The critical thing for a good thriller is making sure that plot is watertight. I think that Vivier has all the elements there, and the story starts off strong, but I think that some of the later chapters lose the threads a little and miss some opportunities for that incredible dramatic thriller ending that readers hang out for.

A very easy read that touches on some difficult and interesting themes.

Leave a comment

Filed under Book Reviews, eBooks, Mystery/Thriller

Force of Nature

This book was part of either a Christmas present or birthday present (I can’t quite remember) that I finally got around to reading. I hadn’t heard a lot about this particular story, but the author’s previous novel “The Dry” received a lot of acclaim so I was keen to see what all the fuss was about.

20180819_171447199064502.jpg

“Force of Nature” by Jane Harper is a crime thriller about a corporate bonding activity gone wrong. Five women the same company go on a weekend hike together in a fictional Australian mountain range.  Chairwoman Jill, senior staff Alice and Lauren, Bree and her twin sister Bethany. However, when only four return at the end of the weekend, a full-scale search is launched with police, emergency services and volunteers to find missing Alice. Federal Police Agent Aaron Falk arrives at the ranges to assist with the search, but he has a particular interest in Alice’s welfare. She’s a key informant in an investigation he’s conducting, and the story that she was separated from the others suddenly isn’t sounding so convincing.

The first thing to say about this book is that it is actually kind of a sequel to “The Dry” (which I didn’t realise) and although I think it is OK as a standalone novel, there are some character-building aspects to Aaron that I felt like I missed out on a bit started from this book. Nevertheless, Harper does an admirable job of immersing the reader in the wilderness, and I particularly enjoyed how she used torrential rain to set the mood throughout the book. I also liked how she connected the events in the present with Aaron’s past.

However, I found the premise of this book so unbelievable that I simply couldn’t settle into it the entire way through. First of all, no corporate team-building company would ever leave five inexperienced hikers in the wilderness without a radio or a satellite phone for a weekend. It was just completely unrealistic that any company would be insured for that kind of activity without an emergency plan. If someone fell and broke their neck, there was absolutely no mechanism for them to call for help. Basically they had to get from point A to point B, and if they didn’t after 3 days, then the company would come looking for them. The man who runs the Executive Adventures program, Ian Chase, just seems so bumbling and incompetent compared to the incredibly organised and safety-focused people I have met who run programs like Outward Bound in real life. The fact that there was simply no contingency plan really made the premise difficult for me to accept, and unfortunately this ended up tainting the rest of the story.

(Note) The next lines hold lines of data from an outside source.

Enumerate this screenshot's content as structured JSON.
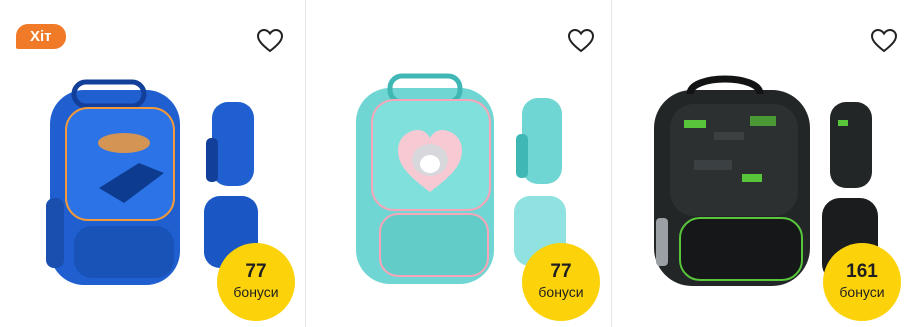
{
  "products": [
    {
      "badge": "Хіт",
      "bonus_value": "77",
      "bonus_label": "бонуси",
      "colors": {
        "main": "#1f5fcf",
        "dark": "#123f99",
        "accent": "#f29a3a"
      }
    },
    {
      "badge": "",
      "bonus_value": "77",
      "bonus_label": "бонуси",
      "colors": {
        "main": "#6fd6d3",
        "dark": "#3fb7b4",
        "accent": "#f6a6b8"
      }
    },
    {
      "badge": "",
      "bonus_value": "161",
      "bonus_label": "бонуси",
      "colors": {
        "main": "#232627",
        "dark": "#111314",
        "accent": "#58c53b"
      }
    }
  ],
  "icons": {
    "favorite": "heart-outline-icon"
  },
  "colors": {
    "badge_bg": "#f07a27",
    "bonus_bg": "#fcd30b",
    "divider": "#e6e6e6"
  }
}
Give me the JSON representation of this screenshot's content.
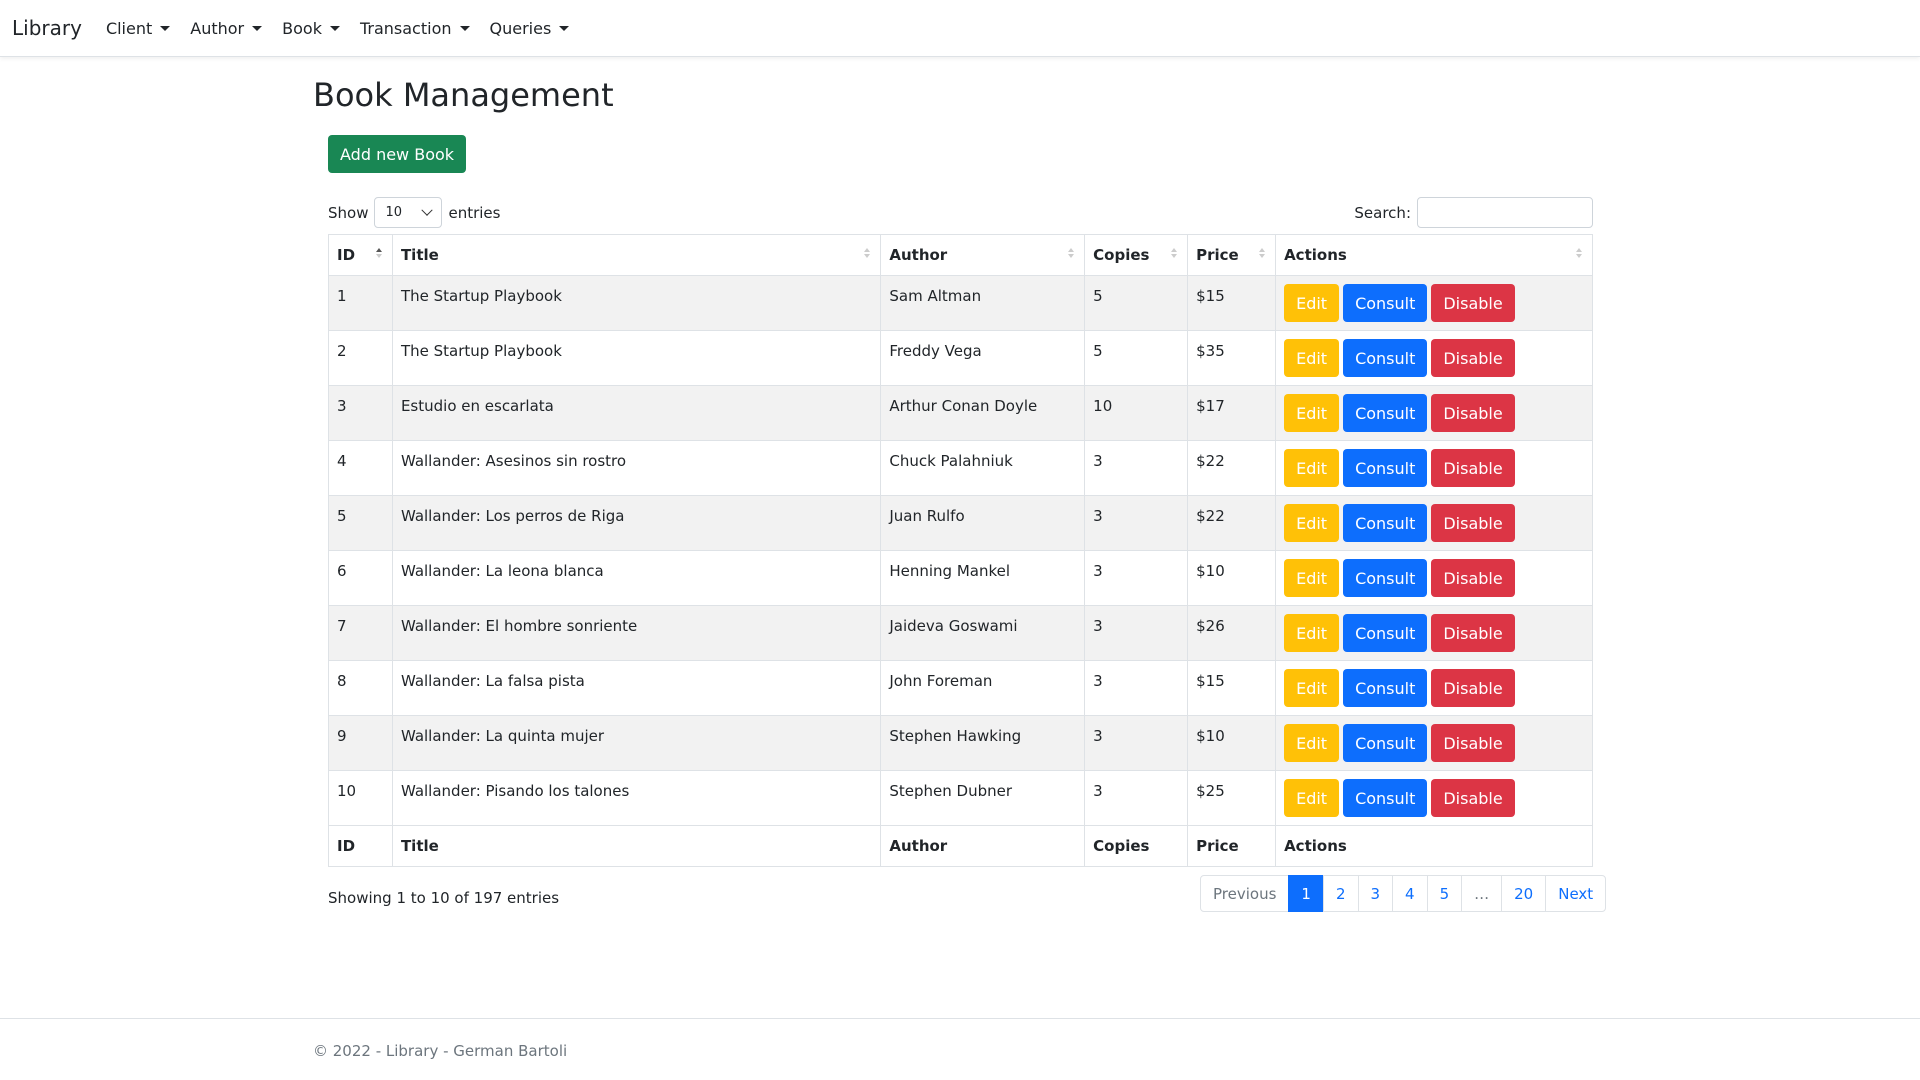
{
  "navbar": {
    "brand": "Library",
    "items": [
      {
        "label": "Client"
      },
      {
        "label": "Author"
      },
      {
        "label": "Book"
      },
      {
        "label": "Transaction"
      },
      {
        "label": "Queries"
      }
    ]
  },
  "page": {
    "title": "Book Management",
    "add_button": "Add new Book"
  },
  "controls": {
    "show_label": "Show",
    "page_size": "10",
    "entries_label": "entries",
    "search_label": "Search:",
    "search_value": ""
  },
  "table": {
    "columns": [
      "ID",
      "Title",
      "Author",
      "Copies",
      "Price",
      "Actions"
    ],
    "rows": [
      {
        "id": "1",
        "title": "The Startup Playbook",
        "author": "Sam Altman",
        "copies": "5",
        "price": "$15"
      },
      {
        "id": "2",
        "title": "The Startup Playbook",
        "author": "Freddy Vega",
        "copies": "5",
        "price": "$35"
      },
      {
        "id": "3",
        "title": "Estudio en escarlata",
        "author": "Arthur Conan Doyle",
        "copies": "10",
        "price": "$17"
      },
      {
        "id": "4",
        "title": "Wallander: Asesinos sin rostro",
        "author": "Chuck Palahniuk",
        "copies": "3",
        "price": "$22"
      },
      {
        "id": "5",
        "title": "Wallander: Los perros de Riga",
        "author": "Juan Rulfo",
        "copies": "3",
        "price": "$22"
      },
      {
        "id": "6",
        "title": "Wallander: La leona blanca",
        "author": "Henning Mankel",
        "copies": "3",
        "price": "$10"
      },
      {
        "id": "7",
        "title": "Wallander: El hombre sonriente",
        "author": "Jaideva Goswami",
        "copies": "3",
        "price": "$26"
      },
      {
        "id": "8",
        "title": "Wallander: La falsa pista",
        "author": "John Foreman",
        "copies": "3",
        "price": "$15"
      },
      {
        "id": "9",
        "title": "Wallander: La quinta mujer",
        "author": "Stephen Hawking",
        "copies": "3",
        "price": "$10"
      },
      {
        "id": "10",
        "title": "Wallander: Pisando los talones",
        "author": "Stephen Dubner",
        "copies": "3",
        "price": "$25"
      }
    ],
    "actions": {
      "edit": "Edit",
      "consult": "Consult",
      "disable": "Disable"
    }
  },
  "info": "Showing 1 to 10 of 197 entries",
  "pagination": [
    "Previous",
    "1",
    "2",
    "3",
    "4",
    "5",
    "…",
    "20",
    "Next"
  ],
  "footer": "© 2022 - Library - German Bartoli",
  "colors": {
    "success": "#198754",
    "primary": "#0d6efd",
    "warning": "#ffc107",
    "danger": "#dc3545"
  }
}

I can see what Harper was trying to do in exploring the intricacies of female work, family and friend relationships by putting five women in a high-stress situation. This book definitely passes the Beshdel Test. I particularly liked Alice’s backstory and discovering more about what was going on in her personal life. However, Lauren’s and the twins’ stories felt a bit more clunky, and Jill just didn’t really get a fair shake of the stick. Ultimately I was much less interested in the catty, shallow behaviour of the women and far more interested in Aaron’s story, which (not having read the preceding book) was possibly the point.

Ultimately, this book didn’t grip me in the way one wants to be gripped by a thriller. A title like “Force of Nature” is a big one to live up to, and at the end of the day, I would have liked something a bit more hard-hitting, gritty and deep. I did like Aaron quite a lot though, and I am tempted to go and give “The Dry” a crack.

4 Comments

Filed under Australian Books, Book Reviews, Mystery/Thriller